***** INFORMATION SUPPLIED

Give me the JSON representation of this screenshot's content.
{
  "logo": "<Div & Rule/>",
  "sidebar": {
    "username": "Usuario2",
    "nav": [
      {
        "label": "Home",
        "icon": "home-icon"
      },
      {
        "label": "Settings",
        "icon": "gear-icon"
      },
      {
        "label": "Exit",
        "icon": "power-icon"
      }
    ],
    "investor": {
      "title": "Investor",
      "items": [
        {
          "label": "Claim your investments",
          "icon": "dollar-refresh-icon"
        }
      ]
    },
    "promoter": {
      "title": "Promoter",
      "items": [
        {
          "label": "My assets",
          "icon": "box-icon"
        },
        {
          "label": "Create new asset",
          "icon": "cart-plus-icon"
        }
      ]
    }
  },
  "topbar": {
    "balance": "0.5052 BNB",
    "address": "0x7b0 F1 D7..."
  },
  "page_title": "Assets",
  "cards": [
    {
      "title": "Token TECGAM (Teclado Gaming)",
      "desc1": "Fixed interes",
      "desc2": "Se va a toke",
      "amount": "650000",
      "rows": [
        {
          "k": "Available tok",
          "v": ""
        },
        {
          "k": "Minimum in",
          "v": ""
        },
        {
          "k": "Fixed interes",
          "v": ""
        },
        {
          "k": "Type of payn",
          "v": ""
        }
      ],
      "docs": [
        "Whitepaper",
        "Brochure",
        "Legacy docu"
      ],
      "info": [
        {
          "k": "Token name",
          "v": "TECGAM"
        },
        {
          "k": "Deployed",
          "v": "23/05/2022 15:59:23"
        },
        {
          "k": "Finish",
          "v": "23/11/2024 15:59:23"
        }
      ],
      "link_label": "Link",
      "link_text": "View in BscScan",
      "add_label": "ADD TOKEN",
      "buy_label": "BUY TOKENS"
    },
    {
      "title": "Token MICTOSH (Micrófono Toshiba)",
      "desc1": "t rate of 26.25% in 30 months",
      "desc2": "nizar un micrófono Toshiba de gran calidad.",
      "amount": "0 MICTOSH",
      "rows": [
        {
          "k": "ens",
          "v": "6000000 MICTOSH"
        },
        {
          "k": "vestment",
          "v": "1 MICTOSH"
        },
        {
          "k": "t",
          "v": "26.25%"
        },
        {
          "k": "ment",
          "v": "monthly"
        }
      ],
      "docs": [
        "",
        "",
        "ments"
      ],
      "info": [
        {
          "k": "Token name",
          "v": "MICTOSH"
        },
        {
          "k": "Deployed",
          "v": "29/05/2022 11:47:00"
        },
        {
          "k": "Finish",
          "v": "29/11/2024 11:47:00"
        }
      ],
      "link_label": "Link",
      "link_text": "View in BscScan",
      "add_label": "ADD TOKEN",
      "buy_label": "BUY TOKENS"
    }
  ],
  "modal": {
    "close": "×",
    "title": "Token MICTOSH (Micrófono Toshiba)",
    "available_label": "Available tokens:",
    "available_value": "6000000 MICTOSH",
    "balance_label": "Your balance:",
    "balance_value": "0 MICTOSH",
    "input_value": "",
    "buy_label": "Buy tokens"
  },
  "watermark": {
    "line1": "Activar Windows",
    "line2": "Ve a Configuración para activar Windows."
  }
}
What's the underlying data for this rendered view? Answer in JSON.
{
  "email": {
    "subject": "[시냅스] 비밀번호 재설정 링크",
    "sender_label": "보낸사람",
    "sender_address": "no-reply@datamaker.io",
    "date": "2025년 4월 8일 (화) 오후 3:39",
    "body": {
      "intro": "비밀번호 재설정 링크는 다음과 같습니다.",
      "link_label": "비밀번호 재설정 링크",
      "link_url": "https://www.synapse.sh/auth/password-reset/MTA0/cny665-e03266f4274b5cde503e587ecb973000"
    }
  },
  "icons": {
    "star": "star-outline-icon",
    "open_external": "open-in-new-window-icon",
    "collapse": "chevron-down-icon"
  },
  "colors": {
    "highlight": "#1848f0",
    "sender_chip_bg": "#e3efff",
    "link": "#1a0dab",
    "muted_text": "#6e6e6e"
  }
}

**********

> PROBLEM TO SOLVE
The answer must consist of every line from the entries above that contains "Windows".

> SOLUTION FOR THIS TASK
    "line1": "Activar Windows",
    "line2": "Ve a Configuración para activar Windows."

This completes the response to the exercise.